Enjoyed the interview and getting to know Deborah better. Having been born and raised in the city it is nice to get a taste of the country life even if it is secondhand. Thanks for the chance to win a copy of Deborah's book.


Sandee61 said...

I've always been a country girl and love everything about it. Re-cently my husband and I moved to a senior community, and its in a small town, but still near enough to the countryside I enjoy so much.
I loved to "put up" vegetables and make jams and jellies, work in my small kitchen garden and see all the new baby critters in the Spring. Oh, and I love beets, pickled or anyway...can't say the same for hubby though.
I'd love to be entered in your giveaway, and read Deborah's book.
I enjoyed her interview alot. Thank you!


Deborah Vogts said...

Thanks everyone for stopping by Crystal's blog to say hello. This was such a fun interview, sharing a few memories from my childhood. Thanks again for stopping by and best wishes in the book drawing!!!

Sue said...

I too am a country girl. I've lived in a lot of places during my life, even several years in Hawaii, but nothing can compare to a life in the wide open spaces. I am the world's greatest animal lover and have four horses and four dogs along with many other critters that I call my friends.

I'd love to win the book, but have to be honest..... I will read it one way or the other. It sounds like my kind of story.

Jblanton said...

I live in the mountains in NC - in the country, I raise vegetables, can and sew/quilt- its a great life.

this book looks like it will be great. I would love to be entered in the giveaway.

Anonymous said...

I enjoyed the interview. Nice to hear the childhood stories of you :)
hope i still have the chance to win this great book.
uniquas at ymail dot com

Anonymous said...

I enjoyed the interview. Nice to hear the childhood stories of you :)
hope i still have the chance to win this great book.
uniquas at ymail dot com

Crystal Laine said...

We have a winner! I'm waiting to hear back to see if she wants the book.
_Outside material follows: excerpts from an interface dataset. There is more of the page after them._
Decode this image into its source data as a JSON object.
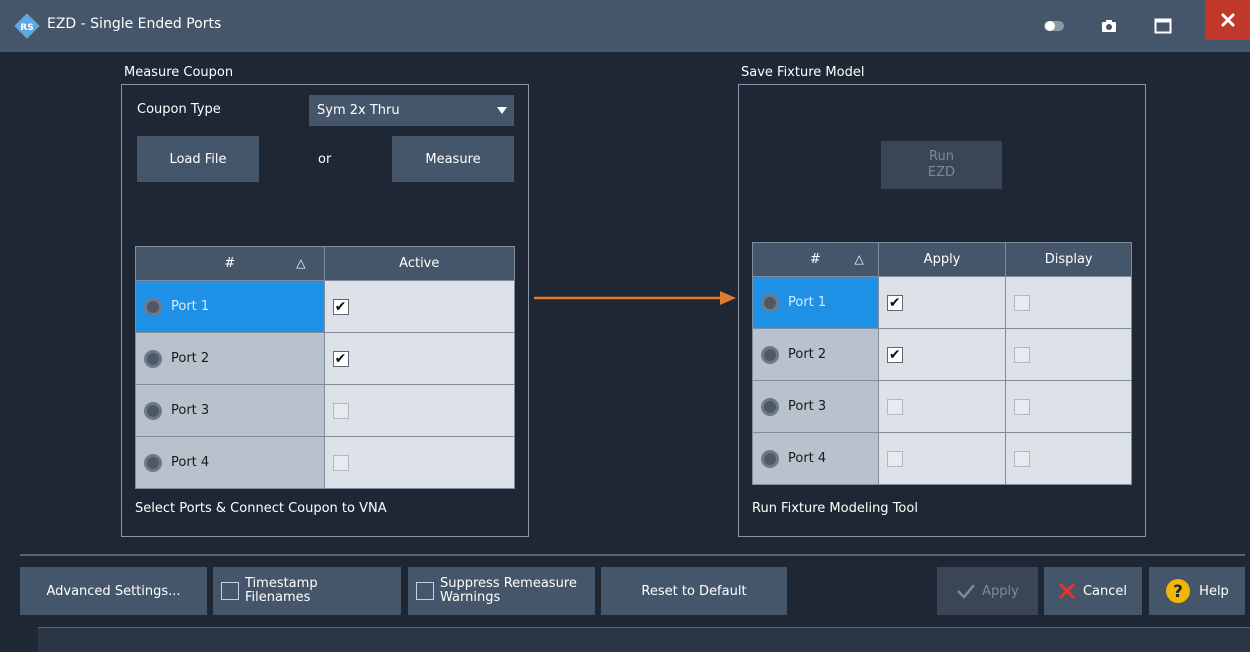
{
  "window": {
    "title": "EZD - Single Ended Ports"
  },
  "measure": {
    "title": "Measure Coupon",
    "coupon_type_label": "Coupon Type",
    "coupon_type_value": "Sym 2x Thru",
    "load_file": "Load File",
    "or": "or",
    "measure": "Measure",
    "col_num": "#",
    "col_active": "Active",
    "rows": [
      {
        "port": "Port 1",
        "active": true,
        "selected": true
      },
      {
        "port": "Port 2",
        "active": true,
        "selected": false
      },
      {
        "port": "Port 3",
        "active": false,
        "selected": false
      },
      {
        "port": "Port 4",
        "active": false,
        "selected": false
      }
    ],
    "hint": "Select Ports & Connect Coupon to VNA"
  },
  "save": {
    "title": "Save Fixture Model",
    "run_line1": "Run",
    "run_line2": "EZD",
    "col_num": "#",
    "col_apply": "Apply",
    "col_display": "Display",
    "rows": [
      {
        "port": "Port 1",
        "apply": true,
        "display": false,
        "selected": true
      },
      {
        "port": "Port 2",
        "apply": true,
        "display": false,
        "selected": false
      },
      {
        "port": "Port 3",
        "apply": false,
        "display": false,
        "selected": false
      },
      {
        "port": "Port 4",
        "apply": false,
        "display": false,
        "selected": false
      }
    ],
    "hint": "Run Fixture Modeling Tool"
  },
  "footer": {
    "advanced": "Advanced Settings...",
    "timestamp_line1": "Timestamp",
    "timestamp_line2": "Filenames",
    "suppress_line1": "Suppress Remeasure",
    "suppress_line2": "Warnings",
    "reset": "Reset to Default",
    "apply": "Apply",
    "cancel": "Cancel",
    "help": "Help"
  },
  "colors": {
    "accent_selected": "#1e90e6",
    "arrow": "#e07a2e",
    "close": "#c0392b",
    "help_icon": "#f2b705",
    "cancel_icon": "#e8322a"
  }
}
Watch this spot.

Crystal Laine said...

Sarah won the book!

Be sure to get a copy (you can even request it at your library) because I know you all will like it.